▸ TASK TO CARRY OUT
Write only the number of lines below in which "display" occurs.

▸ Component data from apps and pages
- Opening Delimiter -
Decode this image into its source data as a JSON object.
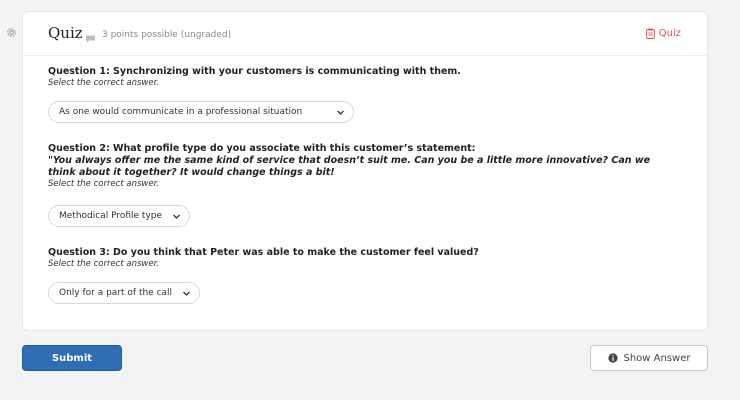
{
  "header": {
    "title": "Quiz",
    "points": "3 points possible (ungraded)",
    "tag": "Quiz"
  },
  "questions": [
    {
      "title": "Question 1: Synchronizing with your customers is communicating with them.",
      "hint": "Select the correct answer.",
      "selected": "As one would communicate in a professional situation"
    },
    {
      "title": "Question 2: What profile type do you associate with this customer’s statement:",
      "quote": "\"You always offer me the same kind of service that doesn’t suit me. Can you be a little more innovative? Can we think about it together? It would change things a bit!",
      "hint": "Select the correct answer.",
      "selected": "Methodical Profile type"
    },
    {
      "title": "Question 3: Do you think that Peter was able to make the customer feel valued?",
      "hint": "Select the correct answer.",
      "selected": "Only for a part of the call"
    }
  ],
  "actions": {
    "submit": "Submit",
    "show_answer": "Show Answer"
  },
  "colors": {
    "accent": "#2f6db5",
    "tag": "#d9534f"
  }
}
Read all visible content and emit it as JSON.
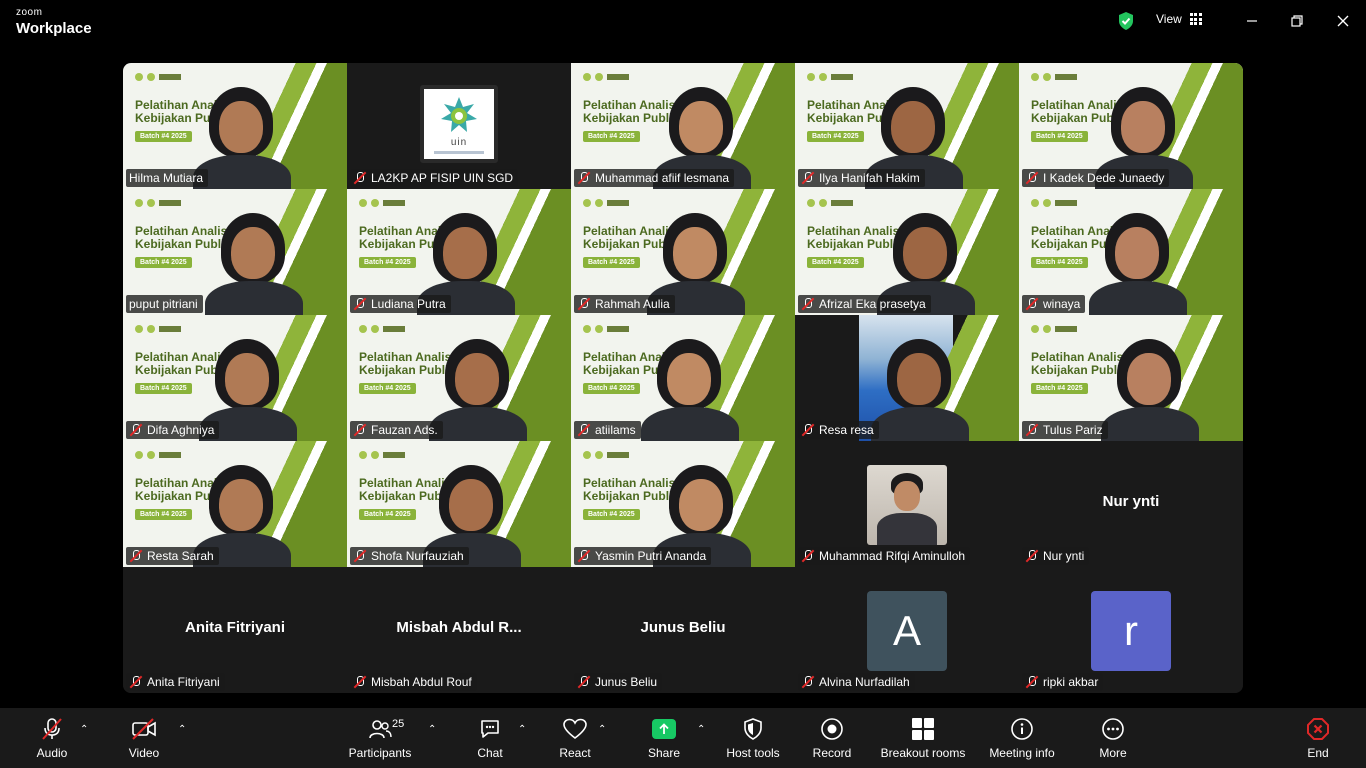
{
  "titlebar": {
    "brand_top": "zoom",
    "brand_bottom": "Workplace",
    "view_label": "View"
  },
  "tiles": [
    {
      "name": "Hilma Mutiara",
      "kind": "video",
      "mic_off": false
    },
    {
      "name": "LA2KP AP FISIP UIN SGD",
      "kind": "logo",
      "mic_off": true
    },
    {
      "name": "Muhammad afiif lesmana",
      "kind": "video",
      "mic_off": true
    },
    {
      "name": "Ilya Hanifah Hakim",
      "kind": "video",
      "mic_off": true
    },
    {
      "name": "I Kadek Dede Junaedy",
      "kind": "video",
      "mic_off": true
    },
    {
      "name": "puput pitriani",
      "kind": "video",
      "mic_off": false,
      "active": true
    },
    {
      "name": "Ludiana Putra",
      "kind": "video",
      "mic_off": true
    },
    {
      "name": "Rahmah Aulia",
      "kind": "video",
      "mic_off": true
    },
    {
      "name": "Afrizal Eka prasetya",
      "kind": "video",
      "mic_off": true
    },
    {
      "name": "winaya",
      "kind": "video",
      "mic_off": true
    },
    {
      "name": "Difa Aghniya",
      "kind": "video",
      "mic_off": true
    },
    {
      "name": "Fauzan Ads.",
      "kind": "video",
      "mic_off": true
    },
    {
      "name": "atiilams",
      "kind": "video",
      "mic_off": true
    },
    {
      "name": "Resa resa",
      "kind": "video",
      "mic_off": true
    },
    {
      "name": "Tulus Pariz",
      "kind": "video",
      "mic_off": true
    },
    {
      "name": "Resta Sarah",
      "kind": "video",
      "mic_off": true
    },
    {
      "name": "Shofa Nurfauziah",
      "kind": "video",
      "mic_off": true
    },
    {
      "name": "Yasmin Putri Ananda",
      "kind": "video",
      "mic_off": true
    },
    {
      "name": "Muhammad Rifqi Aminulloh",
      "kind": "photo",
      "mic_off": true
    },
    {
      "name": "Nur ynti",
      "kind": "text",
      "display": "Nur ynti",
      "mic_off": true
    },
    {
      "name": "Anita Fitriyani",
      "kind": "text",
      "display": "Anita Fitriyani",
      "mic_off": true
    },
    {
      "name": "Misbah Abdul Rouf",
      "kind": "text",
      "display": "Misbah  Abdul  R...",
      "mic_off": true
    },
    {
      "name": "Junus Beliu",
      "kind": "text",
      "display": "Junus Beliu",
      "mic_off": true
    },
    {
      "name": "Alvina Nurfadilah",
      "kind": "avatar",
      "letter": "A",
      "color": "#3f525d",
      "mic_off": true
    },
    {
      "name": "ripki akbar",
      "kind": "avatar",
      "letter": "r",
      "color": "#5a63c9",
      "mic_off": true
    }
  ],
  "slide": {
    "title": "Pelatihan Analis\nKebijakan Publik",
    "batch": "Batch #4 2025"
  },
  "logo": {
    "text": "uin"
  },
  "toolbar": {
    "audio": "Audio",
    "video": "Video",
    "participants": "Participants",
    "participants_count": "25",
    "chat": "Chat",
    "react": "React",
    "share": "Share",
    "host_tools": "Host tools",
    "record": "Record",
    "breakout": "Breakout rooms",
    "meeting_info": "Meeting info",
    "more": "More",
    "end": "End"
  },
  "colors": {
    "accent_active": "#23d9a5",
    "share": "#17c964",
    "end": "#e02828",
    "mic_off": "#e02828"
  }
}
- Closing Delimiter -
▸ RESULT OF THE EXERCISE
4